#### [What the exercise asks]
Find and copy each line of the data that includes "Recognize".

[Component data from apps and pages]
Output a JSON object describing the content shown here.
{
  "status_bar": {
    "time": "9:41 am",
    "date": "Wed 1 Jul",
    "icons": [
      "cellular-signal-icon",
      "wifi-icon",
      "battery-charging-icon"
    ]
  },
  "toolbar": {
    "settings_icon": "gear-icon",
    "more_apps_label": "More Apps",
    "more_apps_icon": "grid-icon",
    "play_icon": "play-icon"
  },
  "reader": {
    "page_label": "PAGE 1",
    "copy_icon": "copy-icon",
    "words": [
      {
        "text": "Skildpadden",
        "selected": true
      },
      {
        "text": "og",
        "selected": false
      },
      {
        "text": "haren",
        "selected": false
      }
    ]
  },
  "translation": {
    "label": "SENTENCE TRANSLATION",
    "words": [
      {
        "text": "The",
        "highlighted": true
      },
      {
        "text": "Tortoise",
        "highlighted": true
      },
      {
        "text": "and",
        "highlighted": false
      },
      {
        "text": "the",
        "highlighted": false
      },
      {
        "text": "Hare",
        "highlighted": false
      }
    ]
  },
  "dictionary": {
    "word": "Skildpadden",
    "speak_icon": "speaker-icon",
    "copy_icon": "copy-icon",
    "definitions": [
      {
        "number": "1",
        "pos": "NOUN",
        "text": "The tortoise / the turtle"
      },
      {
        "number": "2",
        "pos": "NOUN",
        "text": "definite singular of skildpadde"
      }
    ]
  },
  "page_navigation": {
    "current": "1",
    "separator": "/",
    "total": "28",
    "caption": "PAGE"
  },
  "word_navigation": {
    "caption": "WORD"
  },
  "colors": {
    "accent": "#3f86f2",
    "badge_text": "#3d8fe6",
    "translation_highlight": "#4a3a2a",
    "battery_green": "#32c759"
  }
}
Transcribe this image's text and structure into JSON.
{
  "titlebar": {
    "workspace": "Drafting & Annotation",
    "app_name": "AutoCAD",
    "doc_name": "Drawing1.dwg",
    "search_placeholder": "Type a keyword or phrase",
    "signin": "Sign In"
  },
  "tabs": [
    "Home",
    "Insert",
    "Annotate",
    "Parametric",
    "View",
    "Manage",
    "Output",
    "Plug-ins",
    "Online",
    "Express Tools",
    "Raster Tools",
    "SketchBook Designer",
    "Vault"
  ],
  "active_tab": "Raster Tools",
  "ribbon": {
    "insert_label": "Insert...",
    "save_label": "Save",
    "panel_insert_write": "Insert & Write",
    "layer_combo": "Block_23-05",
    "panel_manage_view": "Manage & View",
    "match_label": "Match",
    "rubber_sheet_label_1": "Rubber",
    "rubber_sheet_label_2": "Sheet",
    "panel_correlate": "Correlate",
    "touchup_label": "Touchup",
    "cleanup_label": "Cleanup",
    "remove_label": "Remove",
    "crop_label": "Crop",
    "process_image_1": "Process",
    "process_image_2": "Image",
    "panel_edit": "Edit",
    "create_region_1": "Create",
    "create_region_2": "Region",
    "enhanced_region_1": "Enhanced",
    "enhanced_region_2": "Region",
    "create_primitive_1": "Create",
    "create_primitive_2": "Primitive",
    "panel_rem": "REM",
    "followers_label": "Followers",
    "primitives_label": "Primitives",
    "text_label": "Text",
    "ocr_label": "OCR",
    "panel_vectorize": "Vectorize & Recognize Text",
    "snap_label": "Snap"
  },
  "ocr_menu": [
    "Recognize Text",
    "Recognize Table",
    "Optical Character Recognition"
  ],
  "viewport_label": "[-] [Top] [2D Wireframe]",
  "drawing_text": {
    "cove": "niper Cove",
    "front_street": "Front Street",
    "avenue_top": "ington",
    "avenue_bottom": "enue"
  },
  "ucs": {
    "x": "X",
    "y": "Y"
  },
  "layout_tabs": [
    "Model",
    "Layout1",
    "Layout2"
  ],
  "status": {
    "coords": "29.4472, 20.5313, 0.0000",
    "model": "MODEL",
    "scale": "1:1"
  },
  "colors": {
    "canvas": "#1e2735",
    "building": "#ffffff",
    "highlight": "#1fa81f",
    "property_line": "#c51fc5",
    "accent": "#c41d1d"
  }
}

#### [Solution for this problem]
    "panel_vectorize": "Vectorize & Recognize Text",
    "Recognize Text",
    "Recognize Table",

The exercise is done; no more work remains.